The three concrete sculptures that are placed on the carpet reveal another reference the artist is drawing: Rudolf Steiner’s famous Goetheanum architecture. Inspired by the massive concrete structure - at the time of completion in 1928 the world third largest concrete building- they recall Steiner’s conception of a column that serves not only as a support of the roof, but much more as an extension of movement of unfolding from the within and a connection of the body with the ground. An icon of organic architecture, the Goetheanum represents an understanding of form, that satifies functional, social and spiritual interests- and most importantly does not distinguish between them but aims to unify them through an idea simplified as a continuous metamorphosis: an approach that seems adequate also for Bueno-Boutellier’s work.

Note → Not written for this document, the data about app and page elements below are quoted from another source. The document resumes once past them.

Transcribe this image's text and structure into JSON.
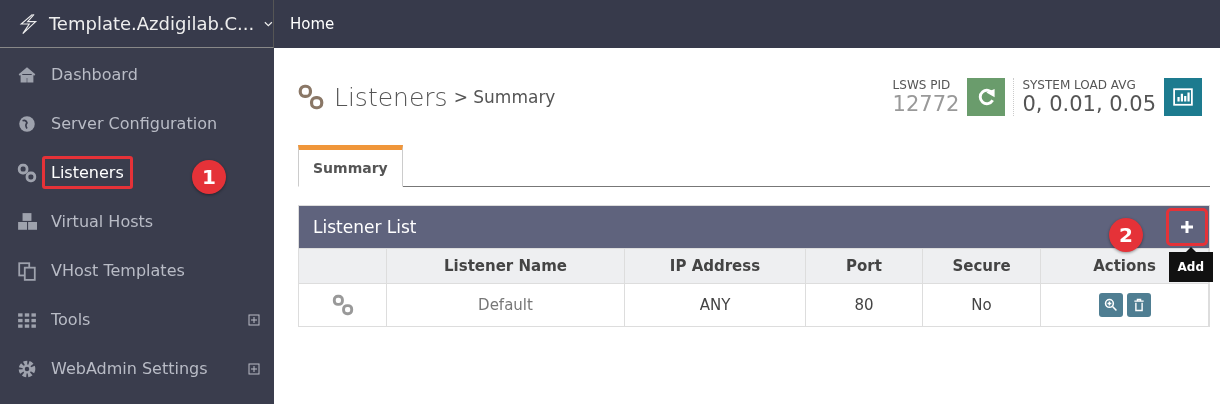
{
  "header": {
    "server_name": "Template.Azdigilab.C...",
    "breadcrumb": "Home"
  },
  "sidebar": {
    "items": [
      {
        "label": "Dashboard",
        "expandable": false,
        "highlighted": false
      },
      {
        "label": "Server Configuration",
        "expandable": false,
        "highlighted": false
      },
      {
        "label": "Listeners",
        "expandable": false,
        "highlighted": true,
        "callout": "1"
      },
      {
        "label": "Virtual Hosts",
        "expandable": false,
        "highlighted": false
      },
      {
        "label": "VHost Templates",
        "expandable": false,
        "highlighted": false
      },
      {
        "label": "Tools",
        "expandable": true,
        "highlighted": false
      },
      {
        "label": "WebAdmin Settings",
        "expandable": true,
        "highlighted": false
      }
    ]
  },
  "page": {
    "title": "Listeners",
    "subtitle": "> Summary"
  },
  "stats": [
    {
      "label": "LSWS PID",
      "value": "12772",
      "kind": "pid"
    },
    {
      "label": "SYSTEM LOAD AVG",
      "value": "0, 0.01, 0.05",
      "kind": "load"
    }
  ],
  "tabs": [
    {
      "label": "Summary",
      "selected": true
    }
  ],
  "table": {
    "title": "Listener List",
    "add_button": {
      "tooltip": "Add",
      "highlighted": true,
      "callout": "2"
    },
    "columns": [
      "Listener Name",
      "IP Address",
      "Port",
      "Secure",
      "Actions"
    ],
    "rows": [
      {
        "cells": [
          "Default",
          "ANY",
          "80",
          "No"
        ]
      }
    ]
  }
}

Sophie Bueno-Boutellier
Ausgewählte Ausstellungen: SLIP, The Approach, London, UK (g), Frieze New York, solo presentation with Circus Gallery, New York, USA (S), Beyond the Object, BrandNew Gallery, Milano, IT (g), C‘est à crier tellement c‘est bleu, Circus, Berlin, DE (s), Plenitude, cur. Stephan Tanbin Sastrawidjaja, Carl Freedman Gallery, London, UK (g), My Body Is A Cage, Freymond-Guth Fine Arts, Zurich, CH (g), LISTE 17, with Freymond-Guth Fine Arts and Circus, Basel, CH (g), Archéologie(s), cur. Aurèlie Voltz, Musée du château des ducs de Wurtemberg, Motbéliard, FR (g), The Possessed, Triangle France, Marseille, FR (g), Into the Woods, curated by Daria de Beauvais, La Galerie des Galeries Lafayette, Paris, FR (g), Adriatique... 3 Heures du Matin, Freymond-Guth, Zurich, CH (s), Pensée Sauvage, Kunstverein Langenhagen, Langenhagen, DE (s), Rive Gauche, Kunstverein Langenhagen DE (s), There are two sides to every coin, and two sides to your face, cur. Carlos Cardenas, Galerie Xippas, Paris F (g), Kunsthalle Karlsruhe DE (g, Cat) From Anna Blume, cur. Sandra Teitge, Autocenter, Berlin DE (g), Les Adorateurs des Bêtes, Circus, Berlin, DE (s), HIC-l‘exposition de La Forme des Idées, cur. Julien Bouillon, Villa Arson, Nice F (g), I can‘t forget, but I don‘t remember what, with Rosy Keyser and Karin Suter, Freymond-Guth, Zurich CH (g)

Tags: Anna Blume, Sophie Bueno-Boutellier, Rosy Keyser, A.L. Steiner, Rudolf Steiner, Karin Suter